Loyal eaters of laksa, a spicy noodle soup from the Peranakan culture, will travel near and far in search of the best bowl. One place you will find many of these pilgrims returning to and raving about is Kim Laksa at the Nan Guang Coffee Shop. The stall outside the scruffy, open-air dining area prepares two types of laksa: the Asam uses tamarind to make a more sour soup; and the Siam is rich with coconut milk and lemongrass. Tropical fruit and nutmeg juices are prepared fresh, along with durian—the Malaysian "King of Fruits"—and mangosteen to enjoy for dessert.
That Little Wine Bar

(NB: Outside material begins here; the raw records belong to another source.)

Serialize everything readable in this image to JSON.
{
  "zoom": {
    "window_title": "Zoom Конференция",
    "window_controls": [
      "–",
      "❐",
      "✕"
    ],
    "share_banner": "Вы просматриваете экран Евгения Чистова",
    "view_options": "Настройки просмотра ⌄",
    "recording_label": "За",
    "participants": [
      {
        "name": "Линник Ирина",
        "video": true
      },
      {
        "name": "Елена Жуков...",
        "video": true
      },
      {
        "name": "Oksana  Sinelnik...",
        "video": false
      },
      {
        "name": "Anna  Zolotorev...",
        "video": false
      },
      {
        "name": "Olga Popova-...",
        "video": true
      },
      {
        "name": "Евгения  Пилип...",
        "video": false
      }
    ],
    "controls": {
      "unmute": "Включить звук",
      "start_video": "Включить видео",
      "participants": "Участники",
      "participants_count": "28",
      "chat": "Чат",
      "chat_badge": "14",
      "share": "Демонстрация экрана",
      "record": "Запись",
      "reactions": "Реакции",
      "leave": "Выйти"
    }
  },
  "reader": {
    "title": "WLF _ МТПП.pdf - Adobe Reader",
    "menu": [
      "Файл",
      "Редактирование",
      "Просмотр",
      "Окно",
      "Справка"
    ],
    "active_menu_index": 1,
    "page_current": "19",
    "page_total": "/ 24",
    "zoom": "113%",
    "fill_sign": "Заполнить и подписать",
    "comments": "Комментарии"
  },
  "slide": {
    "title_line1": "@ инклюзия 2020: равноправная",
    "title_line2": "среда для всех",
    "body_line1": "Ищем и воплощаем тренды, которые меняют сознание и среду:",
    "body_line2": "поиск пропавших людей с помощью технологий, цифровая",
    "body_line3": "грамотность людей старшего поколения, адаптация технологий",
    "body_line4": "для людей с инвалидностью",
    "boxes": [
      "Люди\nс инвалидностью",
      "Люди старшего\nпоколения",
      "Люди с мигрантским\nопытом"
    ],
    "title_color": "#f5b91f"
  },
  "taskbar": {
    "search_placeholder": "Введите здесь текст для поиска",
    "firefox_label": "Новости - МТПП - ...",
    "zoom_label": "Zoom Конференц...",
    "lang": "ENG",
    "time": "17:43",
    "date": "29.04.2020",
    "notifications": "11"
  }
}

Tucked away on a side street, this European-style boutique wine bar is run by owner Chef Tommes, who was inspired to open the restaurant after witnessing a shortage of authentic wine options in Penang. Oenophiles are offered a wide selection of labels from around the world, along with modern European fare. Light bites to accompany a few glasses include the traditional chicken pâté served with a fresh baguette, and the black-and-white sesame-seared tuna with ginger marinade and herb mayonnaise. Main courses cover typical French fare, including duck breast à l'orange and Croque Monsieur.
Of the many historic landmarks left behind after British settlement, Fort Cornwallis is one of the most prominent—it's the largest fort still standing in Malaysia. This is where Captain Francis Light, the founder of Penang, first set foot on the island in 1786. After claiming the land for the British East India Company, Light went on to build the fort as defense against neighboring Kedah. A bronze statue of the captain stands at the front, and inside the outer walls the compound has been transformed into a park. Today the landmark serves as a good starting ground for a tour of the Colonial District. Wander past the Victoria Memorial Clock Tower, Town Hall, and Supreme Court to gain a sense of the island's past.

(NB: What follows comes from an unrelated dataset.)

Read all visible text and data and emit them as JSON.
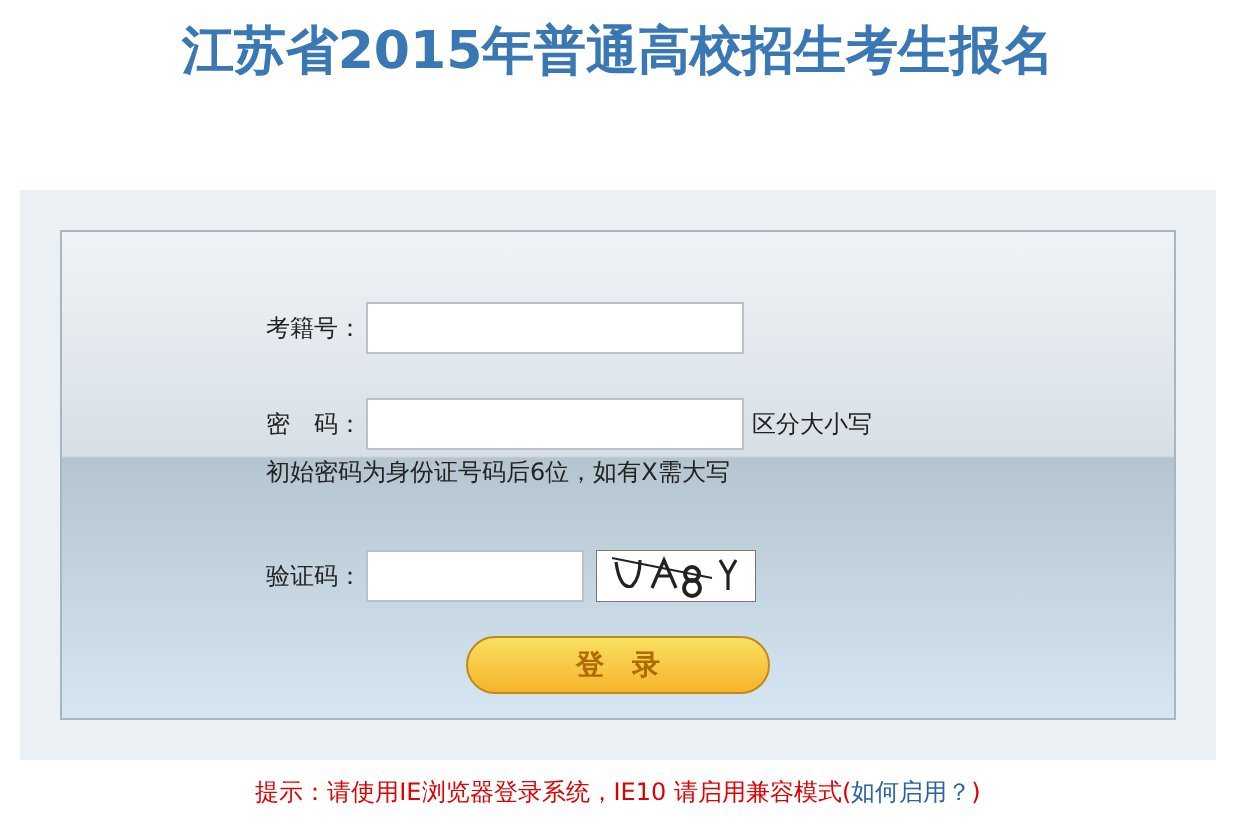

Kek Lok Si Temple
Southeast Asia's largest Buddhist temple, Kek Lok Si ("Temple of Supreme Bliss") was founded in 1890 by an immigrant Chinese Buddhist. A maze of souvenir stalls leads to Ban Po Thar, a seven-tier tower that displays a Chinese base, a middle tier with Thai architecture, and a Burmese crown on top. On the hillside, above the pagoda, a huge bronze figure of Kuan Yin ("Goddess of Mercy") was completed in 2002. The temple continues to grow, with several projects still in the making.
Penang State Museum & Art Gallery
Visit the museum to learn about the history of Penang through photographs of old transportation, artifacts that include weapons and betel boxes, and paintings that capture the past. The art gallery houses a collection of modern and contemporary art—a combination of sculpture, prints and videos—from 1965 to the present. The pieces cover themes including urbanization, globalization, and the environment.
Tropical Spice Garden
You can discover some 500 species of tropical flora and fauna during a wander around Tropical Spice Garden's three winding trails. The shaded Jungle Trail overlooks a stream and displays ferns and wild orchids, exotic flora is tucked away in the heart of the valley on the Ornamental Trail, and the Spice Trail is where you will find more than 100 spices and herbs used for cooking, as well as for medicines, dyes, and perfumes. Stop by the visitor center to learn about cooking courses on offer; sip on a cool lime soda in the Tree Monkey Restaurant, which offers a panoramic view of the bay; and make sure to swing by the gift shop for spice-inspired souvenirs.
Penang Botanic Gardens
A nearby cascade of water has given Penang Botanic Gardens the widely known nickname the "Waterfall Gardens." Originally established by the British back in 1884 out of an old granite quarry site, the gardens lie in a deep valley and feature 30 hectares (75 acres) of tropical forests. Keep an eye out for long-tailed macaques, dusky leaf monkeys, and black giant squirrels. Do not feed the monkeys! There are plenty of signs to remind you and a steep fine for anyone who breaks the law.